An honest admission by the National Cancer Institute (NCI) some years ago recognized that the development of effective cancer therapeutics has been comparatively sluggish for many decades now—compared, say, to the meaningful advances against heart disease, stroke, and infectious disease. The U.S. continues to experience, as it has for the past 50 years, almost 200 cancer deaths per 100,000 citizens annually. Thus each year, of every 500 to 600 Americans, 1 dies of cancer.
In order to improve results, NCI launched a novel program that brings together physical scientists and cancer biologists to uncover breakthrough approaches. This new research paradigm scrutinizes in yet more exquisite detail the specifics of the tumor process within cancer-ridden patients. This approach, however, simply continues the ineffective strategy of the past. One might view it as just another attempt to close the barn door after the horse is gone.
An effective protection against cancer that the NCI should be investigating is our own immune systems. Evidence is mounting that the immune system is the most powerful defender against cancer. We know that from the time of fetal growth, billions of cells are multiplying constantly, and we also know that the copy success rate for the genome is not 100% perfect. Add that to the impairments from a variety of environmental assaults, and it totals up to a considerable number of chromosomal errors each day, week, and year. If mammals hadn’t developed a marvelous defense mechanism to handle such carcinogenic defective cells over the past 500 million years of Darwinian survival, we wouldn’t be around today.
We also know that medical treatments that interfere with immune system functions have led to a high risk of new cancer formation over and over again. And we know, too, that as we age, every passing decade brings a somewhat less effective immune system concurrent with further increments in cancer deaths.
Much information has been collected on how to safely strengthen one’s immune system (although this is far from common knowledge). Everything points to our endorphins and metenkephalin as being the major beneficial regulators of the immune system.
Ian Zagon, Ph.D., distinguished professor of neural and behavioral sciences at Pennsylvania State University, a long-time researcher into endorphins and metenkephalin, has found that low-dose naltrexone (LDN) will reliably upregulate a weakened immune system as a result of doubling or tripling the levels of endorphins and metenkephalin.

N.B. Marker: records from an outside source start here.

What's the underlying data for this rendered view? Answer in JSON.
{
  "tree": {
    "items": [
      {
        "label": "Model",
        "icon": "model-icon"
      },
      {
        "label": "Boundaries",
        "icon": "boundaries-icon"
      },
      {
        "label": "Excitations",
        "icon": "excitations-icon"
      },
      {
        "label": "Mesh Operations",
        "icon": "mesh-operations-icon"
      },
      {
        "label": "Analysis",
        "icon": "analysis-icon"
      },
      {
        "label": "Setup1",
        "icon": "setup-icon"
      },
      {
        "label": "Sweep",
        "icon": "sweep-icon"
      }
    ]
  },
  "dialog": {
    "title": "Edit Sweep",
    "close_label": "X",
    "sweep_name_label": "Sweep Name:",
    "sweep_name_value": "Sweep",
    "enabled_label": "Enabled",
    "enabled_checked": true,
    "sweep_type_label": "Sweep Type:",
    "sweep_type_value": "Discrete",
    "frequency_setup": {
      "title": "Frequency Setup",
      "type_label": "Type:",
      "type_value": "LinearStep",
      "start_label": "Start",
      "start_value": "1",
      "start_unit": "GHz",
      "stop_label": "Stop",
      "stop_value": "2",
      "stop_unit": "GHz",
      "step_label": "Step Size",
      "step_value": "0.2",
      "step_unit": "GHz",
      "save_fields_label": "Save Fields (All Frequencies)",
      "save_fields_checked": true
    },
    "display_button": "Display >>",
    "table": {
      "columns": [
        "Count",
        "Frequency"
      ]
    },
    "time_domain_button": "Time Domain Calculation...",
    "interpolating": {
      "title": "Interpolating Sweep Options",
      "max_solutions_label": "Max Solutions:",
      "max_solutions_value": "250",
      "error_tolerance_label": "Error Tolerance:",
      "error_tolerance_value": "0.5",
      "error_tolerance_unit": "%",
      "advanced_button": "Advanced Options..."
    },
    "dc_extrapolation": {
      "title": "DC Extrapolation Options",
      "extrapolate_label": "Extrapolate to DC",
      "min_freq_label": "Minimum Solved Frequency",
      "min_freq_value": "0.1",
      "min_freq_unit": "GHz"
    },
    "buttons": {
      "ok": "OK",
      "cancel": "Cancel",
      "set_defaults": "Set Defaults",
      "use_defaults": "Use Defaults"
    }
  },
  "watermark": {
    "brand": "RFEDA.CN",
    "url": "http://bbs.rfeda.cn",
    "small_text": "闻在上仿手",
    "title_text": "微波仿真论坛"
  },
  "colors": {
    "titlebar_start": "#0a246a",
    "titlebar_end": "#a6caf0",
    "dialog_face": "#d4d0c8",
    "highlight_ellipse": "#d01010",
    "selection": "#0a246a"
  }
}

Many of his research articles have demonstrated the efficacy of both metenkephalin and LDN in mitigating the progression of a variety of human cancer growths in nude mice.
Burton Berkson, M.D., Ph.D., of the Integrative Medical Center in Las Cruces, NM, has published three separate articles in Integrative Cancer Therapies that report details on some of his patients with advanced cancers (either pancreatic cancer or B-cell lymphoma) who, treated with LDN (and in most cases with alpha-lipoic acid), are now apparently cancer free. He often sees patients in his practice who previously have been advised to choose palliative care. He estimates that the remission rate for that group is roughly 50%.
LDN has proven of no interest to any pharmaceutical company because naltrexone has been off patent for many years. But LDN, as an off-label Rx, is easily available from experienced compounding pharmacies, is inexpensive, has virtually no significant side effects, has no toxicity, and is generally compatible with all other medications save for those containing narcotics.
LDN is not alone among available anticancer therapies that are quite unknown to Western medicine because they are essentially unprofitable to big pharma. These fall into one of two groups—either original patent rights have long passed or they are simply a natural substance within our normal human chemistry and can’t be patented.